A $500-million class-action lawsuit alleging negligence and discrimination at the only forensic psychiatry centre in New Brunswick has been given the green light.
The lawsuit against the New Brunswick government and Vitalité Health Network was filed in 2019 on behalf of all patients who have resided or been treated at the Restigouche Hospital Centre in Campbellton since 1954.
The claim alleges the province and health authority were negligent and breached the Canadian Charter of Rights and Freedoms by discriminating against people with mental disabilities.
In a decision released Friday, Chief Justice of Court of Queen's Bench Tracey DeWare said she found enough reason in the 25,000 to 30,000 pages of documents to certify the case.
She said a class-action is an appropriate avenue for a vulnerable group of people — those mental with illnesses in the justice system — to possibly get justice.
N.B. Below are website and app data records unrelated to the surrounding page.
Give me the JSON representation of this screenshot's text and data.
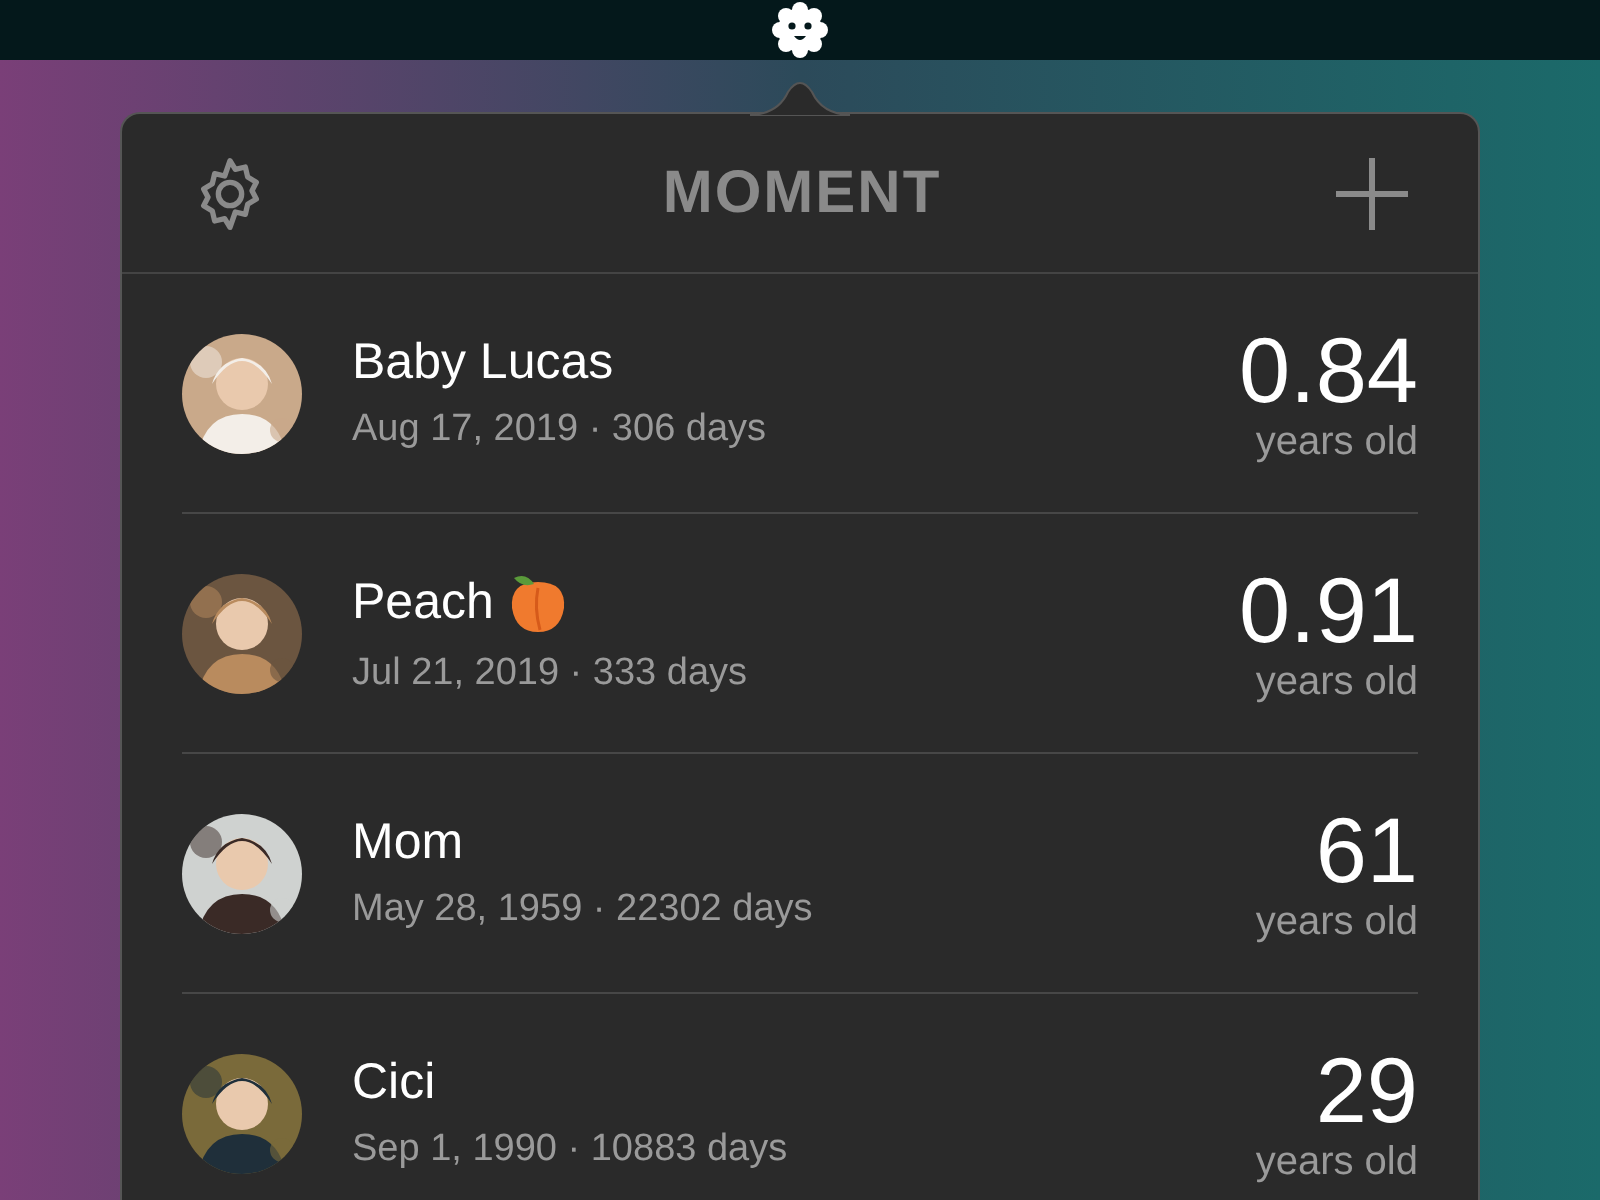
{
  "header": {
    "logo": "MOMENT"
  },
  "people": [
    {
      "name": "Baby Lucas",
      "emoji": false,
      "detail": "Aug 17, 2019 · 306 days",
      "age": "0.84",
      "unit": "years old"
    },
    {
      "name": "Peach",
      "emoji": true,
      "detail": "Jul 21, 2019 · 333 days",
      "age": "0.91",
      "unit": "years old"
    },
    {
      "name": "Mom",
      "emoji": false,
      "detail": "May 28, 1959 · 22302 days",
      "age": "61",
      "unit": "years old"
    },
    {
      "name": "Cici",
      "emoji": false,
      "detail": "Sep 1, 1990 · 10883 days",
      "age": "29",
      "unit": "years old"
    }
  ]
}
"There is no question that the vast majority of these potential class members would never have the financial means or the necessary professional assistance to prosecute this claim in the absence of a class proceeding," she wrote.
In 2019, provincial Ombud Chares Murray found there was "significant mistreatment" of patients. Murray believes the gaps at the hospital "may have resulted in the premature death of a patient" in 2018.
DeWare said some of the issues with the facility in the 1950s and '60s were "almost exactly the same" as concerns raised by provincial Murray in 2019, showing that a class-action lawsuit is the only avenue for change.
"Despite the fact that millions of dollars have been spent, countless experts have been sent to evaluate the RHC and provide recommendations, and pages of policies and procedures have been put in place — the same problems continue to plague the RHC," DeWare wrote in her decision.
"Perhaps a class proceedings will succeed where other measures have, to date, allegedly failed."
The province's lawyers previously argued the lawsuit shouldn't be certified because there aren't enough common issues with those who have lived at the facility.
DeWare said that without a class-action lawsuit, some people's issues would never come to light.
Certification is the last major hurdle a class-action suit must clear to go ahead.
The hospital centre has 140 beds and provides treatment for people who are admitted voluntarily or by court order. The court heard that between 2018 and 2019, 97 per cent of people discharged were there by court order.
It's not clear how many patients and former patients could be included in the class.
Filed by parents
The two named plaintiffs are Darrell Tidd and Reid Smith, litigants on behalf of their sons Devan Tidd and Aaron Smith, respectively, who are or were patients at the hospital.
Tidd alleges his son, who has autism has been often over-medicated and has complained of assault at the hands of other residents.
Smith alleges his son, who has autism and obsessive compulsive disorder, was also over-medicated at the centre.
In an interview, Tidd said he's pleased with the decision.
"We're not doing this for just our two boys," he said. "We're doing it for the ones that have no voice out there."
The lawsuit includes affidavits from six other former residents, some of whom allege having to soil their beds after being restrained for hours and being punished for refusing to take medication.
The next hearing is scheduled for Nov. 3.